When I was first diagnosed with multiple sclerosis (MS) in 2014, I expected some of the physical symptoms that came along with it, but I was pretty surprised by how the condition impacted my mental health.
For the first two years following my diagnosis, I worked at being super healthy, and I convinced myself that I was going to be one of those people that had one big rush of symptoms that prompted my diagnosis and then nothing would happen again.
So when I had a relapse two years later, I developed really, really serious anxiety, something I hadn't expected. No one mentioned it as a possibility, but looking back now, of course it was going to hit me emotionally at some point. MS is a life-changing condition, so naturally it will have a mental impact on anyone diagnosed with it. In fact, I found at times that the mental-health side was actually harder to deal with than the physical symptoms, which I definitely wasn't prepared for.
It took me a good year of really struggling before I actually decided that I needed help. I was meditating, doing yoga, and trying to do everything I possibly could. But after a year passed, I realized that I couldn’t manage it on my own. So I asked for help. I think of it this way: If I had a friend with MS and they needed help, I would want them to tell me so. I would not want them to have to struggle on their own.
For anyone else living with MS and facing the mental health challenges that can come along with it, don't feel like you have to manage things on your own — get the help that you need. It has changed my life for the better, and I’m so grateful I recognized my symptoms and reached out for assistance.

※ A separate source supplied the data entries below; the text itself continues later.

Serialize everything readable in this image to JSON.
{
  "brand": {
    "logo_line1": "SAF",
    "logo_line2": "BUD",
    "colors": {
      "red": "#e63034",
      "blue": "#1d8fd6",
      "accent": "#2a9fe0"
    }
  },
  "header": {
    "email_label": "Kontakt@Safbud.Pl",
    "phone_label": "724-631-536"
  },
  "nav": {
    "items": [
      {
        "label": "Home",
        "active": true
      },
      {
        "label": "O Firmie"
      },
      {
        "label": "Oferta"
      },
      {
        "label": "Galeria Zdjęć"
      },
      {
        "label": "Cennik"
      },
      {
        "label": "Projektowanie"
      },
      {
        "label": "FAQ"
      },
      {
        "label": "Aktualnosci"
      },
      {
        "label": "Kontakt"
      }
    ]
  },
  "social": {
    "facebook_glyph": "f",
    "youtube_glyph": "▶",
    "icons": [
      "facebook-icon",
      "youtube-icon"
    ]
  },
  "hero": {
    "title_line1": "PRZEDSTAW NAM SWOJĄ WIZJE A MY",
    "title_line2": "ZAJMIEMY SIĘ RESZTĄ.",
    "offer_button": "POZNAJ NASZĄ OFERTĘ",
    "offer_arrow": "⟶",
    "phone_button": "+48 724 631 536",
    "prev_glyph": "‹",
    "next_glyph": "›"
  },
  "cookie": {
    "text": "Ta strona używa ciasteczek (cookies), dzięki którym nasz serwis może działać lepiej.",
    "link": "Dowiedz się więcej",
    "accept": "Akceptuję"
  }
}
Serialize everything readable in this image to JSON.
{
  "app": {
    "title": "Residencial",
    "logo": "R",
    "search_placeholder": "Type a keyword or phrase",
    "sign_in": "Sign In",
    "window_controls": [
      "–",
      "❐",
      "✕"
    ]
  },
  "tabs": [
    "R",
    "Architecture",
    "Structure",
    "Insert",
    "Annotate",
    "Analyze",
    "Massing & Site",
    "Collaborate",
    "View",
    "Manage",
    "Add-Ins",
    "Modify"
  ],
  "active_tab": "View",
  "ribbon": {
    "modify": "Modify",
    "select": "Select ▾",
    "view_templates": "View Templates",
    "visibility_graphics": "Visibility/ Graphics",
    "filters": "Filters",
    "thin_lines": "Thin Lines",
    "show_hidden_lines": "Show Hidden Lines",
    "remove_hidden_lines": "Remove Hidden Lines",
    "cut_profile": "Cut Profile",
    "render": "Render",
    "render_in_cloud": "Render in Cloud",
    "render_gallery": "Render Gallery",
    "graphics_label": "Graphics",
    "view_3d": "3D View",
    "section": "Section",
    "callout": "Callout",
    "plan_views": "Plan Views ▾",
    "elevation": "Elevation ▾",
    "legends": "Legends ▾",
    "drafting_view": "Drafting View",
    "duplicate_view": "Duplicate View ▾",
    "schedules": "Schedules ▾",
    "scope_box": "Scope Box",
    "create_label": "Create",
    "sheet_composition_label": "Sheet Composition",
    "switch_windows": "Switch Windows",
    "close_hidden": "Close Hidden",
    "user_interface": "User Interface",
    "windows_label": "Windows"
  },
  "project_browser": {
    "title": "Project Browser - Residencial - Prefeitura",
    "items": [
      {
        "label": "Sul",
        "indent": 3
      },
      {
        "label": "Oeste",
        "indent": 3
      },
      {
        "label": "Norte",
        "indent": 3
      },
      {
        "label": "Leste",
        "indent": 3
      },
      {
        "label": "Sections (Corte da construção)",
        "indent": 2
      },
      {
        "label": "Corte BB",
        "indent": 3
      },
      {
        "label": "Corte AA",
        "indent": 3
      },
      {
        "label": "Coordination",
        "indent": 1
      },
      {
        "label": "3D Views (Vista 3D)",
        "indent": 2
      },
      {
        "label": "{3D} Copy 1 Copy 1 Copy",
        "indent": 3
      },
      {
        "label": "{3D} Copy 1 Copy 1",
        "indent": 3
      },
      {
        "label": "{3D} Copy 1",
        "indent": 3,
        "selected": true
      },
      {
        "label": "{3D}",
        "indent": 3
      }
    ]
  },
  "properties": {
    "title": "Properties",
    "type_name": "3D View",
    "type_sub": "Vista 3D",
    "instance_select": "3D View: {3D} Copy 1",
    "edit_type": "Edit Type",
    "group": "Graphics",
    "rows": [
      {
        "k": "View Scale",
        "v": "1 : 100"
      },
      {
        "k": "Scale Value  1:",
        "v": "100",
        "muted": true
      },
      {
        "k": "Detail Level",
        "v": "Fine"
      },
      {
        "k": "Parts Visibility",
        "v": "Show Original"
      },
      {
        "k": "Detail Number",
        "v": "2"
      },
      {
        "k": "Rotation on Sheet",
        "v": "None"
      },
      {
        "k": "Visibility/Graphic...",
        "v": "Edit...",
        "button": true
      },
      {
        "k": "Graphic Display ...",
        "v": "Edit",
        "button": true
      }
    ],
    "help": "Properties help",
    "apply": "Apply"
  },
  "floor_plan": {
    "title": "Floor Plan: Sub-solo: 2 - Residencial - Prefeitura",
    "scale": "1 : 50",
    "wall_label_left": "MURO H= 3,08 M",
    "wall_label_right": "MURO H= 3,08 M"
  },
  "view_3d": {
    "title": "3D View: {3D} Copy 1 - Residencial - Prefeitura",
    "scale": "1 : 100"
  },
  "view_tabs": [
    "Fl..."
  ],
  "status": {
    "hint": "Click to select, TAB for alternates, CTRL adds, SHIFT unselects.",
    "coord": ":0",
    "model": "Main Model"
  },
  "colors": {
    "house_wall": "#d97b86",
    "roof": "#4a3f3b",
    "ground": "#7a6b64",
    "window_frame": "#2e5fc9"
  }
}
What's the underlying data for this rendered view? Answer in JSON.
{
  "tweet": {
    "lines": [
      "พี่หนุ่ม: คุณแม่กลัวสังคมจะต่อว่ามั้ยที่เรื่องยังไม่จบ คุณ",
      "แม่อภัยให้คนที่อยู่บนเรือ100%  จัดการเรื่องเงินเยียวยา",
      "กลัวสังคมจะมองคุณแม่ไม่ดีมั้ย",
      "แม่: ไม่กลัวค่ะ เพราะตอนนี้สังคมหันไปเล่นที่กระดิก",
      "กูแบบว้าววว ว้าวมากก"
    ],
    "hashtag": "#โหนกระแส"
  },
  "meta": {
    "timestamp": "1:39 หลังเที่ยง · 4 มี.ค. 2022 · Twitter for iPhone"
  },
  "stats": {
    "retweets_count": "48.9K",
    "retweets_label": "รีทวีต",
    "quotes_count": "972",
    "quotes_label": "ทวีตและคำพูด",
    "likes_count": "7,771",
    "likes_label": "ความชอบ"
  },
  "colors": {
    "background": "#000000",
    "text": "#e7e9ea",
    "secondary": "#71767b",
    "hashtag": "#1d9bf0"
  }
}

My Perspective articles discuss multiple sclerosis from a specific point of view. My Perspective articles don’t reflect the opinions of MyMSTeam staff, medical experts, partners, advertisers, or sponsors. MyMSTeam content isn't intended as a substitute for professional medical advice, diagnosis, or treatment.